    Hamels showed the country in 2008 that he has ice in his veins and loves to pitch on the biggest of stages. Well, there is no better atmosphere in MLB than a home game at Citizens Bank Park.

    Each night is like a (party) playoff atmosphere at the Bank with the standing room only tickets being purchased as fast as an adult beverage. The stadium can be so loud that it helped sway Cliff Lee to shun millions of dollars and two more guaranteed years from the New York Yankees.

    Hamels has already forever endeared himself to Phillies Nation when he won a World Series in 2008, but he has the chance to become one of the most beloved players ever to don the Phillies pinstripes.

    If he re-signs with Philadelphia that is. Regardless, Cole Hamels will win the NL Cy Young in 2012.

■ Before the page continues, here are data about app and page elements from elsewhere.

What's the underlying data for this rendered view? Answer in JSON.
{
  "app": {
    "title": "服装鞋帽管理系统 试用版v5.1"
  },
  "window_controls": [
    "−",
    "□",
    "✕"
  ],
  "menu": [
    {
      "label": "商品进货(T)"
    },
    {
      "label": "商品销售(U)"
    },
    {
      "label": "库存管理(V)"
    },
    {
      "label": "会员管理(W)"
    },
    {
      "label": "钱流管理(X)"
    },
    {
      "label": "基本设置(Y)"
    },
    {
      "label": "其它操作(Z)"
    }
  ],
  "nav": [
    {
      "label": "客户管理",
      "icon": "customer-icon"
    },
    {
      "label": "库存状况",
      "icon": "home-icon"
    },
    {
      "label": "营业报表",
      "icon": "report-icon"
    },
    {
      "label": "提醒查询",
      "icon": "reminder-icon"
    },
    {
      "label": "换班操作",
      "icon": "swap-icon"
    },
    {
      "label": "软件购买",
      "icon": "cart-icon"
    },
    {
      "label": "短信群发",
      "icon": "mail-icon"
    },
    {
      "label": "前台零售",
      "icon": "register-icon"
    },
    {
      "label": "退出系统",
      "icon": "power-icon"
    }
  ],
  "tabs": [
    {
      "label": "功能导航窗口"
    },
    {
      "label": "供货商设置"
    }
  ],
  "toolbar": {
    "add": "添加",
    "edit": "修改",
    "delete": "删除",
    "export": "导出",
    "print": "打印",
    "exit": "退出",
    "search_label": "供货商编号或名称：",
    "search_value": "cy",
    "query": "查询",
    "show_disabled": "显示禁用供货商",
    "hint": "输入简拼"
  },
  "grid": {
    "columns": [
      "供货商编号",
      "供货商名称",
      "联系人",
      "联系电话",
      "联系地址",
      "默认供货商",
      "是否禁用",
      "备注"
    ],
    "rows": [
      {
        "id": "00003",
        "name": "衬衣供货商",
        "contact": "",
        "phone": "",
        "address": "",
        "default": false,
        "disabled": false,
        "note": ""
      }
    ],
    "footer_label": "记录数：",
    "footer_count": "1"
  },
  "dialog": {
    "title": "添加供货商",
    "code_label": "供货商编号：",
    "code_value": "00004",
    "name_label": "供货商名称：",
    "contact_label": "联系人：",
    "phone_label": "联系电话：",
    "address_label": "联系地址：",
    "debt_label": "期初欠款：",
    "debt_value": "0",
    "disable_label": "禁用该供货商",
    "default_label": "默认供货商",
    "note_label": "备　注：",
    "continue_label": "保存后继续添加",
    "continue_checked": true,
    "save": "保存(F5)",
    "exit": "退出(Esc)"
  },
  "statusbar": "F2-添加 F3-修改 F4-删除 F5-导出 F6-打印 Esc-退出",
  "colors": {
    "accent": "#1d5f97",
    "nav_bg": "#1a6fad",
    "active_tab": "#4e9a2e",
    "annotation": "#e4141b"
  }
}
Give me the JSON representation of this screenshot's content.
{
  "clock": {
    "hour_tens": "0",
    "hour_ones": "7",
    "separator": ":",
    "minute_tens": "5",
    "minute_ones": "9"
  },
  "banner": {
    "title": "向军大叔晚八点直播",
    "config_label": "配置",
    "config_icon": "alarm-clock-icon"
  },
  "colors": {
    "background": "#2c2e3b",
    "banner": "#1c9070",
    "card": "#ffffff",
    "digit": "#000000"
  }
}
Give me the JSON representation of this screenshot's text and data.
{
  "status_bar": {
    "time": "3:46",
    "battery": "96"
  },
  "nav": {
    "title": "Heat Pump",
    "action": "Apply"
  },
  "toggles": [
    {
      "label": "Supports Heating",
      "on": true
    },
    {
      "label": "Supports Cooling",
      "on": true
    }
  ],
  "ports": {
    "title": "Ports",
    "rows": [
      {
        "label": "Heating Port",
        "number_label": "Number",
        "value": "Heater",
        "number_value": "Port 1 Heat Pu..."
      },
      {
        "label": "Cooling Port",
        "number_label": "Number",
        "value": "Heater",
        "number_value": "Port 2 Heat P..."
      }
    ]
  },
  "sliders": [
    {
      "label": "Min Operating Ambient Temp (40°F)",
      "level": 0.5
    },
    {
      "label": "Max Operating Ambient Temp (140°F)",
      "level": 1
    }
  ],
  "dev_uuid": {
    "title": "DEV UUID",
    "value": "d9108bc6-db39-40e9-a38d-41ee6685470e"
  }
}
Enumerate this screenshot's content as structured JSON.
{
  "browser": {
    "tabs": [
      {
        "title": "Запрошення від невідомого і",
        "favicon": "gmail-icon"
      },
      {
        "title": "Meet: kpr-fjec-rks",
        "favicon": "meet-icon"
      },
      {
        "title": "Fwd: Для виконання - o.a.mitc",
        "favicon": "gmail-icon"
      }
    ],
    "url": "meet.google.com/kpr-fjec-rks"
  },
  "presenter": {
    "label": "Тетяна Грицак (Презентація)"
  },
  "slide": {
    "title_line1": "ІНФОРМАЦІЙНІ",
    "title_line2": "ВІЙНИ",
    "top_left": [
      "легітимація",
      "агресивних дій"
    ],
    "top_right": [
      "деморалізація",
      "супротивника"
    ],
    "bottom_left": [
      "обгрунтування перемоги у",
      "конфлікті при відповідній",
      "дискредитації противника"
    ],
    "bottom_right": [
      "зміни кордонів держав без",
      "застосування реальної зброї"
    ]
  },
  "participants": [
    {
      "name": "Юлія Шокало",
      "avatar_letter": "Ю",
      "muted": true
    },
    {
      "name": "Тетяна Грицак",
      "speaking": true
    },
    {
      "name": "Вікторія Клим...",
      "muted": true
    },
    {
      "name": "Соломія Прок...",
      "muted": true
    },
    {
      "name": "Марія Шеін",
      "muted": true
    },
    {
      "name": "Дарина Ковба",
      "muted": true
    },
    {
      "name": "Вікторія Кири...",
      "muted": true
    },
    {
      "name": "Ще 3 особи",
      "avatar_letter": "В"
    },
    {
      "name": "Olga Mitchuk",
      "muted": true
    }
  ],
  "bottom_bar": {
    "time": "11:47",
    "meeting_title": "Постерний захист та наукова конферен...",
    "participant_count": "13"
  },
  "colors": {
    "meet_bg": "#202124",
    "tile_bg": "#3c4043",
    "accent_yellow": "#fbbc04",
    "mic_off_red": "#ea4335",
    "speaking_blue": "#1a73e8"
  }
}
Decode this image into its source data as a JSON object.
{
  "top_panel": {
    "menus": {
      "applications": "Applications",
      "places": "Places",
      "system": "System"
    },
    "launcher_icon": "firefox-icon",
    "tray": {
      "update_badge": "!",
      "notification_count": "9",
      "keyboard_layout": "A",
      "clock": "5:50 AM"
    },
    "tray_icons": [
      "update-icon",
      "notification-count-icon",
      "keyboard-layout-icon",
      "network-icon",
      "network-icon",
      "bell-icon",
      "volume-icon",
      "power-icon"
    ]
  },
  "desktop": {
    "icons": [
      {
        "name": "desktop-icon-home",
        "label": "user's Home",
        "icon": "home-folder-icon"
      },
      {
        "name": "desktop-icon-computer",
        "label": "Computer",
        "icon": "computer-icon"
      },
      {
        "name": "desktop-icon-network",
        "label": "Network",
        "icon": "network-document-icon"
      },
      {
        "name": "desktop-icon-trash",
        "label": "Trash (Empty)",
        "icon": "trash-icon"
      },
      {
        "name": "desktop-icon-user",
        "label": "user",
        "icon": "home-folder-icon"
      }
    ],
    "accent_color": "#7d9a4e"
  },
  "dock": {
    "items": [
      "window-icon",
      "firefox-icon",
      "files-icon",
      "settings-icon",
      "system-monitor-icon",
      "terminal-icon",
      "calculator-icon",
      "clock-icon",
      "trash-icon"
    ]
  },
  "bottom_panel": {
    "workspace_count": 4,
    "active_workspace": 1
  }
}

    Not exactly a bold prediction, but a prediction nonetheless.